Calcium phosphate stones are actually pretty rare. While calcium oxalate stones comprise about 80% of all instances of nephrolithiasis, calcium phosphate stones typically occur only in a small subset of patients--about 5 to 10% of patients according to this source. In particular, calcium phosphate nephrolithiasis is encouraged by an alkaline urine. Thus, three conditions in which calcium phosphate nephrolithiasis may commonly occur are distal renal tubular acidosis, primary hyperparathyroidism, and milk-alkali syndrome.

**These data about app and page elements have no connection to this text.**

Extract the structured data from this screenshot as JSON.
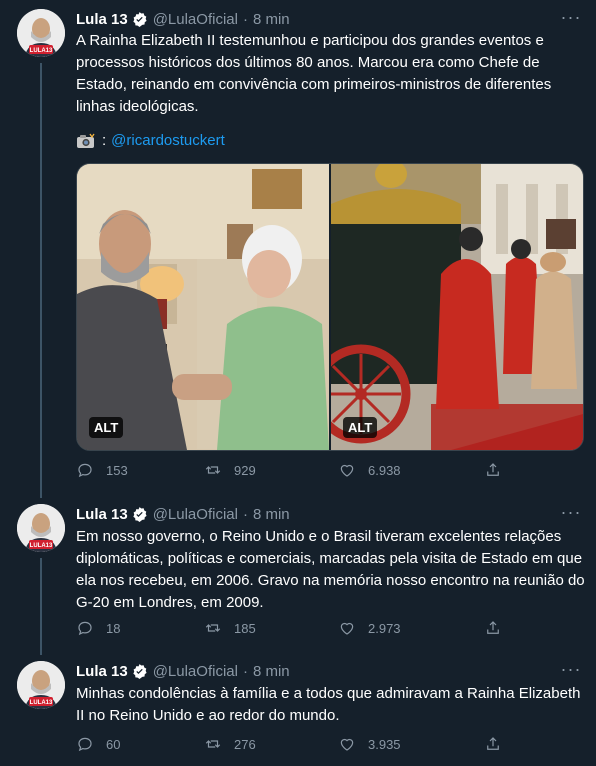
{
  "tweets": [
    {
      "author_name": "Lula 13",
      "handle": "@LulaOficial",
      "separator": "·",
      "time": "8 min",
      "text": "A Rainha Elizabeth II testemunhou e participou dos grandes eventos e processos históricos dos últimos 80 anos. Marcou era como Chefe de Estado, reinando em convivência com primeiros-ministros de diferentes linhas ideológicas.",
      "photo_credit_prefix": ":",
      "photo_credit_handle": "@ricardostuckert",
      "media_alt_labels": [
        "ALT",
        "ALT"
      ],
      "replies": "153",
      "retweets": "929",
      "likes": "6.938"
    },
    {
      "author_name": "Lula 13",
      "handle": "@LulaOficial",
      "separator": "·",
      "time": "8 min",
      "text": "Em nosso governo, o Reino Unido e o Brasil tiveram excelentes relações diplomáticas, políticas e comerciais, marcadas pela visita de Estado em que ela nos recebeu, em 2006. Gravo na memória nosso encontro na reunião do G-20 em Londres, em 2009.",
      "replies": "18",
      "retweets": "185",
      "likes": "2.973"
    },
    {
      "author_name": "Lula 13",
      "handle": "@LulaOficial",
      "separator": "·",
      "time": "8 min",
      "text": "Minhas condolências à família e a todos que admiravam a Rainha Elizabeth II no Reino Unido e ao redor do mundo.",
      "replies": "60",
      "retweets": "276",
      "likes": "3.935"
    }
  ],
  "avatar_badge": "LULA13",
  "icons": {
    "verified": "verified-badge-icon",
    "more": "more-options-icon",
    "reply": "reply-icon",
    "retweet": "retweet-icon",
    "like": "like-icon",
    "share": "share-icon",
    "camera": "camera-icon"
  },
  "colors": {
    "background": "#15202b",
    "accent": "#1d9bf0",
    "muted_text": "#8b98a5",
    "divider": "#38444d"
  }
}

In patients with distal (type I) RTA, there is a direct effect of acidosis which decreases renal calcium reabsorption; in addition, acidosis stimulates bone resorption (which increases serum calcium and phosphate levels) which can contribute to supersaturation of calcium and phosphate in the tubular lumen.